Later, his stories appeared in magazines like Savera, Funoon, Auraq etc. He says that his relations with the editors were never ideal as he never compromised or tried to appease to get published. "A fiction writer should try to be a sheer fiction writer only as style is secondary thing and it evolves naturally."
"Readability is the hallmark of good fiction." He praises all novels of Mustansar Hussain Tarar but is particularly enamoured with Bahao. There are a few other novels which he mentions fondly. Rajinder Bedi’s Aik Chadar Meli See, and Ikramullah’s Gurg-e-Shab impressed him a lot. "We didn’t give Anis Nagi his due which is very sad. Deewar Kay Peechay by Nagi is a wonderful novel which should have been widely read and discussed."
Mahmood Ahmad Qazi has three short story books and a novelette to his credit so far. He has also written a short stories book in Punjabi. He was also an active member of Mazdoor Kisan Party and is witness to many episodes of the left movement in Pakistan. He says he still considers himself a leftist but does not spare the errors committed by the leftist leaders. "Despite being an active leftist, Marx never appealed to me in totality. I think his theory of alienation and surplus value will remain relevant; the rest is redundant. Our leftist leaders read Marx, Lenin and other literature but they never cared to read the society. This caused their downfall," Qazi says.
He says he is still trying to write that one story which will satisfy him, "If I succeed in writing that story I’ll retire and say adieu to my creative sojourn." So it is his restlessness that prods him into picking up the pen. He has had an eventful life as he attended every sort of gathering during his lifetime. He has learnt more from life as compared to books.
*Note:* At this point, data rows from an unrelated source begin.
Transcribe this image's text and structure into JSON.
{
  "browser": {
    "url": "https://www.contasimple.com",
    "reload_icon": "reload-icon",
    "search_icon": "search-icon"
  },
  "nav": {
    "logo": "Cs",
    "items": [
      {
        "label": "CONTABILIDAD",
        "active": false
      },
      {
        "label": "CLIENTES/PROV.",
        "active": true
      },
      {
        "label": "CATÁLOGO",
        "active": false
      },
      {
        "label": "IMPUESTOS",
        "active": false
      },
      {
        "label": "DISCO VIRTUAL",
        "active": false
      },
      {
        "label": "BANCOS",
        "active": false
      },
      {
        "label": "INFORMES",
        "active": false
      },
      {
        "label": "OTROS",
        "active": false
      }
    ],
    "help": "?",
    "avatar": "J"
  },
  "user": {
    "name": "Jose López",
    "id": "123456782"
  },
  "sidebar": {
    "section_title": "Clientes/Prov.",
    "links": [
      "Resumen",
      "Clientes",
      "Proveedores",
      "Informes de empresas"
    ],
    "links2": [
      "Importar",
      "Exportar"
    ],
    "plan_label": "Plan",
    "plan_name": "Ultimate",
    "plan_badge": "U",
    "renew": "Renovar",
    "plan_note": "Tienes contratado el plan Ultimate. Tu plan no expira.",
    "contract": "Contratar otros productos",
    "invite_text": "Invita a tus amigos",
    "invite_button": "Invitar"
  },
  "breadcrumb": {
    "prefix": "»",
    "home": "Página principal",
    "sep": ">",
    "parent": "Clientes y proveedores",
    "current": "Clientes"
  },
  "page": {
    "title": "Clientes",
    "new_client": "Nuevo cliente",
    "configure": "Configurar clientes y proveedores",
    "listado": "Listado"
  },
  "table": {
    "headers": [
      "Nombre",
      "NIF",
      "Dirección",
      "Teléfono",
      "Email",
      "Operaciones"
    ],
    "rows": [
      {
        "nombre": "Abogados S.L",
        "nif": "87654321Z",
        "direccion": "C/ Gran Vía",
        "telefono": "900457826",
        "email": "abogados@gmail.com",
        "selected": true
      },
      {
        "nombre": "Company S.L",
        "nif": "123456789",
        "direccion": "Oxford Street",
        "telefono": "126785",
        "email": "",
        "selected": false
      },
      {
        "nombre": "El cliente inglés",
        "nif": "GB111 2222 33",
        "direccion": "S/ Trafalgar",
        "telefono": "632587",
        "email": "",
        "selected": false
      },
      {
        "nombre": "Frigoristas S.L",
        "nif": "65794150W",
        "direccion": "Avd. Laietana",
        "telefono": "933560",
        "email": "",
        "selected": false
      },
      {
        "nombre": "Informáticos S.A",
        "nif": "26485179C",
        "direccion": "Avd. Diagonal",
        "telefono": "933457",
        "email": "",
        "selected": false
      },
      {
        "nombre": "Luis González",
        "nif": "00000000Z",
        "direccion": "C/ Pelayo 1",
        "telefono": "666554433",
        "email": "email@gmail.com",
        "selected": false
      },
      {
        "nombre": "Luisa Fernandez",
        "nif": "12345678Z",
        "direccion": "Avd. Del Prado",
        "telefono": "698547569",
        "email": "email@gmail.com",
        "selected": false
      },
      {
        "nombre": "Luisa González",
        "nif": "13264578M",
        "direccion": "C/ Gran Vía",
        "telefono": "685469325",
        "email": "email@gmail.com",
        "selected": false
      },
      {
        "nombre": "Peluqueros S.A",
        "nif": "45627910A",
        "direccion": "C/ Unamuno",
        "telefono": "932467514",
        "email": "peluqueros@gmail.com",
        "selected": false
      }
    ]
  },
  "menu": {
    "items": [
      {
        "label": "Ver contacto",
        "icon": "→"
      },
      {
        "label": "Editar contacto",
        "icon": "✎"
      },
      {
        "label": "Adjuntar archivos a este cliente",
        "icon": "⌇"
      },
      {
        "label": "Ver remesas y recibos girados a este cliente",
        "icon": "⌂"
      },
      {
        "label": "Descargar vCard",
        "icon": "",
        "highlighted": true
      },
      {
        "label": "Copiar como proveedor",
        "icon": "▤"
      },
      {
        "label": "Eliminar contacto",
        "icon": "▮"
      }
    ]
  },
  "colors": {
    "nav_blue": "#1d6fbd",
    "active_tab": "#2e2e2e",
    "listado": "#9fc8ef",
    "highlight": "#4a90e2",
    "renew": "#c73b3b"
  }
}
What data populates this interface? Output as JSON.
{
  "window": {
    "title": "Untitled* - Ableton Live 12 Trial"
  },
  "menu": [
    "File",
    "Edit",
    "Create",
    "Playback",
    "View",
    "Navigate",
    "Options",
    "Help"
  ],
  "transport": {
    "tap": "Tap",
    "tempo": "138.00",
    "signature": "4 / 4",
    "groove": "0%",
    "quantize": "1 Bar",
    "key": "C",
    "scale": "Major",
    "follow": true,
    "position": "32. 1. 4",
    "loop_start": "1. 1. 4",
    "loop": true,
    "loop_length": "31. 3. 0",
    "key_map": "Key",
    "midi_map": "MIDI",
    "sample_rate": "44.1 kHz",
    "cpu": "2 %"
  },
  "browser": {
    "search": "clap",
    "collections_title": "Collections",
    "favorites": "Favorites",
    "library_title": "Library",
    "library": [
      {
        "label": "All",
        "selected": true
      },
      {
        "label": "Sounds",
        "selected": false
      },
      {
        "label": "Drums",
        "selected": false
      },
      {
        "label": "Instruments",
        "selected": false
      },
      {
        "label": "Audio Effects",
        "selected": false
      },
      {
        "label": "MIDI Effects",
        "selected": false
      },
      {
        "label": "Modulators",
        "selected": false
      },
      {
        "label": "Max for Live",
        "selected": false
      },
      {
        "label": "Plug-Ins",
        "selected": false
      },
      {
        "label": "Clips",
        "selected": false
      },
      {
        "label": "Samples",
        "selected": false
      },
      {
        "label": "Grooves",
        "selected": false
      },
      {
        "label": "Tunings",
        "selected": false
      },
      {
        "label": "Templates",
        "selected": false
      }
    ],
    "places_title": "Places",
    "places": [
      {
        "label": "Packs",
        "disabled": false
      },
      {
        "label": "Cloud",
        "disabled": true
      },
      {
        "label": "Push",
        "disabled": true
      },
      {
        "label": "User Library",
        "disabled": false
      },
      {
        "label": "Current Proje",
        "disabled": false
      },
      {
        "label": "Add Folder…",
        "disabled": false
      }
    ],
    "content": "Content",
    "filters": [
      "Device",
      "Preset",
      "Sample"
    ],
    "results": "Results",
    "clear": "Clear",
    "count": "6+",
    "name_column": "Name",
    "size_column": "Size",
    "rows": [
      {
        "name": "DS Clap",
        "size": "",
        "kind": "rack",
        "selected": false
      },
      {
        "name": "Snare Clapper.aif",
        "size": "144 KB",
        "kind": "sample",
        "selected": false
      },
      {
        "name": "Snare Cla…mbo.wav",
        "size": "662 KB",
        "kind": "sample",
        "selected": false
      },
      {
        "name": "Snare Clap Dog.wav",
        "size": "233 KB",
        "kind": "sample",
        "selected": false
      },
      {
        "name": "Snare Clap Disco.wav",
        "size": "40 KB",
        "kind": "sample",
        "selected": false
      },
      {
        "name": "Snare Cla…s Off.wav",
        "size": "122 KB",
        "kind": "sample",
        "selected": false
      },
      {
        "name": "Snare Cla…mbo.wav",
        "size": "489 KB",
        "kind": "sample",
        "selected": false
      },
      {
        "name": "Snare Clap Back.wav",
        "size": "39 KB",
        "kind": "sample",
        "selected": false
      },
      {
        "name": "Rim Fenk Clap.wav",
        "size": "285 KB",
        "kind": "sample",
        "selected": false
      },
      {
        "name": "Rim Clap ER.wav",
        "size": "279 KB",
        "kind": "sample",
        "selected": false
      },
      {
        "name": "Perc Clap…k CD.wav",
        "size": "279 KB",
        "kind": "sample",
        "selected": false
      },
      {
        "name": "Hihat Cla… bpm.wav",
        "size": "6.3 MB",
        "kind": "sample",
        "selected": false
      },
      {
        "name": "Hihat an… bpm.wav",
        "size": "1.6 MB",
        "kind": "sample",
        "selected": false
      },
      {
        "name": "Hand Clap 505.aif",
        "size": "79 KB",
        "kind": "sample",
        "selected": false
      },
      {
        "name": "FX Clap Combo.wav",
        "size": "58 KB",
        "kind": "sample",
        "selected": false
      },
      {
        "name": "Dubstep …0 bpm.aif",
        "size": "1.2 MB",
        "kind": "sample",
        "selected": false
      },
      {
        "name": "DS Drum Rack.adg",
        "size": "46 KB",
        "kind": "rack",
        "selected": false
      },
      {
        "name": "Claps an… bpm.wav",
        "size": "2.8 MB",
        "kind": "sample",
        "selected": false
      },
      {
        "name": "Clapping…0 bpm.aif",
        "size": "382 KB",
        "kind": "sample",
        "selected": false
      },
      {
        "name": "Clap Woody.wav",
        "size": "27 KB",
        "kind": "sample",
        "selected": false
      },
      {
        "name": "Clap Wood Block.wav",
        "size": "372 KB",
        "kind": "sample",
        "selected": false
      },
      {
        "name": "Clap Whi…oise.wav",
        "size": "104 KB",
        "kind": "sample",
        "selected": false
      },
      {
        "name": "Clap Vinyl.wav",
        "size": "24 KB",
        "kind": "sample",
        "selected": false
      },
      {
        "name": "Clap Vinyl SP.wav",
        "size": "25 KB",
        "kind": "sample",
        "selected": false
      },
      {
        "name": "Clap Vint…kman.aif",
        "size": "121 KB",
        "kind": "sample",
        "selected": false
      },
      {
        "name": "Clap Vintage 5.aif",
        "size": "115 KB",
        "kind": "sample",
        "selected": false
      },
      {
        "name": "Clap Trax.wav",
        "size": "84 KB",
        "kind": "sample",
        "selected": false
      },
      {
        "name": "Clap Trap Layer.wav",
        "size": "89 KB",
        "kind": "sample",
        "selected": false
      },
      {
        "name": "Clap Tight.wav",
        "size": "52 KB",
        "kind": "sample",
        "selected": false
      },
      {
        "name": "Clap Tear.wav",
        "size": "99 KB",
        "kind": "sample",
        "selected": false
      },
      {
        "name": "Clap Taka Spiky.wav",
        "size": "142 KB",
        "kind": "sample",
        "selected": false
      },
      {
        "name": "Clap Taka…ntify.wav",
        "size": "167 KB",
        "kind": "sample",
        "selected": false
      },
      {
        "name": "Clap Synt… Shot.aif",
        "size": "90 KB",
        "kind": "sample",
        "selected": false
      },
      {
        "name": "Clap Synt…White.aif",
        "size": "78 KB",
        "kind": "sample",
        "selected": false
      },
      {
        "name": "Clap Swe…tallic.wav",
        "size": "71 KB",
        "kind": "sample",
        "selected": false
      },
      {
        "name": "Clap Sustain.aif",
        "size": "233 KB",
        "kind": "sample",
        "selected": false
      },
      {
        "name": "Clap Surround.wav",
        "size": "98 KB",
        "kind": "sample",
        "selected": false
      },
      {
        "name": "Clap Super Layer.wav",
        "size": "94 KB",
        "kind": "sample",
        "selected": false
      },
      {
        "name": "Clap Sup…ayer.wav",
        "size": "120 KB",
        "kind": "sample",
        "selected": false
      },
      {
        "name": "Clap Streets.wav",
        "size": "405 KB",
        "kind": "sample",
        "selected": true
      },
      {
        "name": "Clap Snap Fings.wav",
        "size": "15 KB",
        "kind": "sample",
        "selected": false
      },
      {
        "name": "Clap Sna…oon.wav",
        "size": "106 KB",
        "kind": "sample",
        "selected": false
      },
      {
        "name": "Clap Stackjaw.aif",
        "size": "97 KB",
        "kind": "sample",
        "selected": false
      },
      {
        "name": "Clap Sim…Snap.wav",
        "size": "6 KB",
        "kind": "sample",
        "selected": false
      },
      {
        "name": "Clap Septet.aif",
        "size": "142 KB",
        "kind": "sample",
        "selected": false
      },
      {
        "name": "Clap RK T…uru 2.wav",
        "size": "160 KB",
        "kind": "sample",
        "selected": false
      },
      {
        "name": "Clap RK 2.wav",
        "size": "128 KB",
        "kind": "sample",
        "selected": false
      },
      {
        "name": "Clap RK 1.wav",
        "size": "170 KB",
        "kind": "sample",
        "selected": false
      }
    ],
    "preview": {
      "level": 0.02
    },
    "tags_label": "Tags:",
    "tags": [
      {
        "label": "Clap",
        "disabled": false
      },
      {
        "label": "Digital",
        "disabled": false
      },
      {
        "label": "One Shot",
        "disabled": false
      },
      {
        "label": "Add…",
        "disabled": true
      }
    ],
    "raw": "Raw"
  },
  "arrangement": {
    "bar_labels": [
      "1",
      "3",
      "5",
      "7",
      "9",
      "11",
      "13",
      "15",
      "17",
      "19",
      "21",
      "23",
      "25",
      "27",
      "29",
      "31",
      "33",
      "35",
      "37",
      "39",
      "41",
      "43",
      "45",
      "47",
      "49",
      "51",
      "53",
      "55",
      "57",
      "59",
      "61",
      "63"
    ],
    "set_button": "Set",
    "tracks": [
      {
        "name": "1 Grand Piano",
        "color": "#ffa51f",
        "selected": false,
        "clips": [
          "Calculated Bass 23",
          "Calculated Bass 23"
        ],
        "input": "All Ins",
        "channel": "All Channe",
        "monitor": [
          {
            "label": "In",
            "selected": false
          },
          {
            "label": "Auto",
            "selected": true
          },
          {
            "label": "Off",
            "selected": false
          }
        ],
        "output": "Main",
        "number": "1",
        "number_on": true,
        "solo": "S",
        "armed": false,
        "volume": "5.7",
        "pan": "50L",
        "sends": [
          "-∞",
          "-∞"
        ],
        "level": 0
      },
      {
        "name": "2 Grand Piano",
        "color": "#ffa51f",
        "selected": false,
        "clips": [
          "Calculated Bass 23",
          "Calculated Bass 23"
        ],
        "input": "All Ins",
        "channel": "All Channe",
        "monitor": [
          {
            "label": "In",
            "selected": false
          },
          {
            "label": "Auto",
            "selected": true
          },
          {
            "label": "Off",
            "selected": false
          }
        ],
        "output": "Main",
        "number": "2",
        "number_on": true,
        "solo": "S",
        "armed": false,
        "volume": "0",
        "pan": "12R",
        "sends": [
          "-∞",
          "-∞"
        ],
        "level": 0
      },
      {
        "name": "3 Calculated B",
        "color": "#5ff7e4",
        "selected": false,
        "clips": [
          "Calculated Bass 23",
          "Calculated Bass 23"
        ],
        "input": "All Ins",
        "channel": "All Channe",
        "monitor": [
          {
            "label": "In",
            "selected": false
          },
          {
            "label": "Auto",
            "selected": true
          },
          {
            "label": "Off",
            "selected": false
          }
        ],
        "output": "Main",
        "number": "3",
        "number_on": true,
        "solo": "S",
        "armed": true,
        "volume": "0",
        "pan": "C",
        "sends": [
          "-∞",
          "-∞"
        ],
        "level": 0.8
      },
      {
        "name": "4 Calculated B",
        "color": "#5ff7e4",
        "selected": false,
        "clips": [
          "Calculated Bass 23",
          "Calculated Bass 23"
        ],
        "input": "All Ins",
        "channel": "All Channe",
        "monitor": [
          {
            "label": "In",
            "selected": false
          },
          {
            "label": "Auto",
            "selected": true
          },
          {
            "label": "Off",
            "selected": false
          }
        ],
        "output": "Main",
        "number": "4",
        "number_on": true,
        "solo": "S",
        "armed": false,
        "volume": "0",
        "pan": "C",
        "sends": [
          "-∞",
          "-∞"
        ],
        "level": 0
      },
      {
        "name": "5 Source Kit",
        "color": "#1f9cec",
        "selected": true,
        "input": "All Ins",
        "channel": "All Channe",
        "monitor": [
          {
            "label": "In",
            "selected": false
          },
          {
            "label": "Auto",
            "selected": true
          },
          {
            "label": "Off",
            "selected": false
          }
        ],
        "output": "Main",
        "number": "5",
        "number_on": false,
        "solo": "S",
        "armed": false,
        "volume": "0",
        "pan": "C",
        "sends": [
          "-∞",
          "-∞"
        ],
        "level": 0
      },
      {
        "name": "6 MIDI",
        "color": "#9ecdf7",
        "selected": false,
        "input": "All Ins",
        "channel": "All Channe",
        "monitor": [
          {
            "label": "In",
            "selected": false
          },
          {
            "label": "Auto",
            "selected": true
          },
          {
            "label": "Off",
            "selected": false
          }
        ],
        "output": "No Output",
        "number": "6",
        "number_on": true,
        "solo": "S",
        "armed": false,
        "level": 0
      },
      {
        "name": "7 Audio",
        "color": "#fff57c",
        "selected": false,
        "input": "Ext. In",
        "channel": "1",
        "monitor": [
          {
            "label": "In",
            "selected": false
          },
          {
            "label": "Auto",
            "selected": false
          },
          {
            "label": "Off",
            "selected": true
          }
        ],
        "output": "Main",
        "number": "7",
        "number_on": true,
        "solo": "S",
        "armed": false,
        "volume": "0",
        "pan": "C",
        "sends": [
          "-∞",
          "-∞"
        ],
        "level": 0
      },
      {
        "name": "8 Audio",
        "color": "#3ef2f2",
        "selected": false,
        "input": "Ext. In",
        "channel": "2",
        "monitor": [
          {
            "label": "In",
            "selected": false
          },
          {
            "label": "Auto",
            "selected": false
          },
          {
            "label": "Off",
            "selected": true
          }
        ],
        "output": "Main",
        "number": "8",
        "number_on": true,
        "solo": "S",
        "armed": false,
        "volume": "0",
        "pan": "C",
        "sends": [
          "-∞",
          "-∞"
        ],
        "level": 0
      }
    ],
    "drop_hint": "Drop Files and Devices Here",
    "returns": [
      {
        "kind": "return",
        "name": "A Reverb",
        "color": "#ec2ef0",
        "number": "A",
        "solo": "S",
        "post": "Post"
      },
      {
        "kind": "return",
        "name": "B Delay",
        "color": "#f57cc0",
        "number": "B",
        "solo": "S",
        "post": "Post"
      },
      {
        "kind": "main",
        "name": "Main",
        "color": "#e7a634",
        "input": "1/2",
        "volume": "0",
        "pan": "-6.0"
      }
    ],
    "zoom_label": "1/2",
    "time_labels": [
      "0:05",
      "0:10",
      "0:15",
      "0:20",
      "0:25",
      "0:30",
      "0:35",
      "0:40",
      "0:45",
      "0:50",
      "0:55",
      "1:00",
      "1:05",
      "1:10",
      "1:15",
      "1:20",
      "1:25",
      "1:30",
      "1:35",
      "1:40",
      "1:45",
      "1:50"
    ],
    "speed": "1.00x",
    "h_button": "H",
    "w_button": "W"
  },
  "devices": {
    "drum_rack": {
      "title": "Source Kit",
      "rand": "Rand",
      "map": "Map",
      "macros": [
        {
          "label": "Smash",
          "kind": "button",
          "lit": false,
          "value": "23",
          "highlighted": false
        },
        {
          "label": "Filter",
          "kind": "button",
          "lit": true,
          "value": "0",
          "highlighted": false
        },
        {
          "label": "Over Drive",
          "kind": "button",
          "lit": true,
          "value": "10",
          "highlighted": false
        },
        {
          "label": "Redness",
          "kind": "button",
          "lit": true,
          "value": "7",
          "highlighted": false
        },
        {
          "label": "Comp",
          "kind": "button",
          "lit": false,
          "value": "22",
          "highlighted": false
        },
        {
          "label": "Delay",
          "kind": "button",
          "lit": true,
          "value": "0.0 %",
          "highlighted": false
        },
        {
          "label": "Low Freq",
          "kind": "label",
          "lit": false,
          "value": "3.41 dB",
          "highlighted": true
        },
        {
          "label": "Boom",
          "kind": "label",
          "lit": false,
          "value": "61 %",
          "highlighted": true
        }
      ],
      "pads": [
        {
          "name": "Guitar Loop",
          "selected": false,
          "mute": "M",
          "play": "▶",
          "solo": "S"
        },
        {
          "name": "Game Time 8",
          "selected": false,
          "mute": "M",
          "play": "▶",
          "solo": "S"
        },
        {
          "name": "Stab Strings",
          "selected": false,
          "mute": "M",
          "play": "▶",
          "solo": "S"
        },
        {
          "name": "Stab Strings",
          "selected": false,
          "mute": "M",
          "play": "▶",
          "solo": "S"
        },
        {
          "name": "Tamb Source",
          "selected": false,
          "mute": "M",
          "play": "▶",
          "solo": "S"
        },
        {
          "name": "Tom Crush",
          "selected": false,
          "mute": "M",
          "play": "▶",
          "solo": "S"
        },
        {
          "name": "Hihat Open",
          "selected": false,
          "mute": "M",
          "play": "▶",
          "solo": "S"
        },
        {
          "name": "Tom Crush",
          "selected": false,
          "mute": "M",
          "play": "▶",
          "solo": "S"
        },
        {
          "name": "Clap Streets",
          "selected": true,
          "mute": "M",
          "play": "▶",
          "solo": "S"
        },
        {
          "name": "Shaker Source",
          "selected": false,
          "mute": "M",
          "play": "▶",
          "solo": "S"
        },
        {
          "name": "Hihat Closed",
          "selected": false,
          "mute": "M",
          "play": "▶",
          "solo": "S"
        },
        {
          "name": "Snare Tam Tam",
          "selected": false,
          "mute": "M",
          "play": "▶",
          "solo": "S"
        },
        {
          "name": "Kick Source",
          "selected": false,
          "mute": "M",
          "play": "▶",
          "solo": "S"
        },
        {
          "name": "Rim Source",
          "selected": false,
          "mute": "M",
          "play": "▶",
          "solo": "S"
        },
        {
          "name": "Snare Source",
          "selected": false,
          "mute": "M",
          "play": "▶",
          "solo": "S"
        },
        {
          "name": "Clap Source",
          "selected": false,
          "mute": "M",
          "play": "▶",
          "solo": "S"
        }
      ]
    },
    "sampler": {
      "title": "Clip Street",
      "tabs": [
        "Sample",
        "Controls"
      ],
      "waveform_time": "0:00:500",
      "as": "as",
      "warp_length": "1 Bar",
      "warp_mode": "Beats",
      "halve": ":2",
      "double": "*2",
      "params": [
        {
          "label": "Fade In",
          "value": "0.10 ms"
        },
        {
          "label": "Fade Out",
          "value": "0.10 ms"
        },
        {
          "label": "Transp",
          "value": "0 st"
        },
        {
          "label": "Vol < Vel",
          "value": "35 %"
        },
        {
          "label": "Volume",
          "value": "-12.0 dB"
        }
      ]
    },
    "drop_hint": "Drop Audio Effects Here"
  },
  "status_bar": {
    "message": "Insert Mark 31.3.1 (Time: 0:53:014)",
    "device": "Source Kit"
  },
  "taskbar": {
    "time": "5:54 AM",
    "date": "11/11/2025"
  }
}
"I have read more people instead of books and that’s why I feel my fiction is more well-entrenched in my culture and locale. Literary sittings like Halqa Arbab-e-Zauq can’t train you in the realm of literature," he says. The reason he offers is that everyone has a vested interest and thus is unable to objectively judge your literary piece.
He has just finished a cultural history of Gujranwala in which he has recounted what the city was like in the days gone by. The book is being published shortly. He plans to bring out another collection of his short stories too. "I also feel that I should write my memoirs that are related to leftist activities. Let’s see if I will be able to do this," he says.
Almost touching seventy, he loves to pass most of his time in reading books and listening to classical music of which he has a big collection also. "I have never cared for critics and especially those PhD critics. I am just rehearsing to write a single story which has eluded me so far."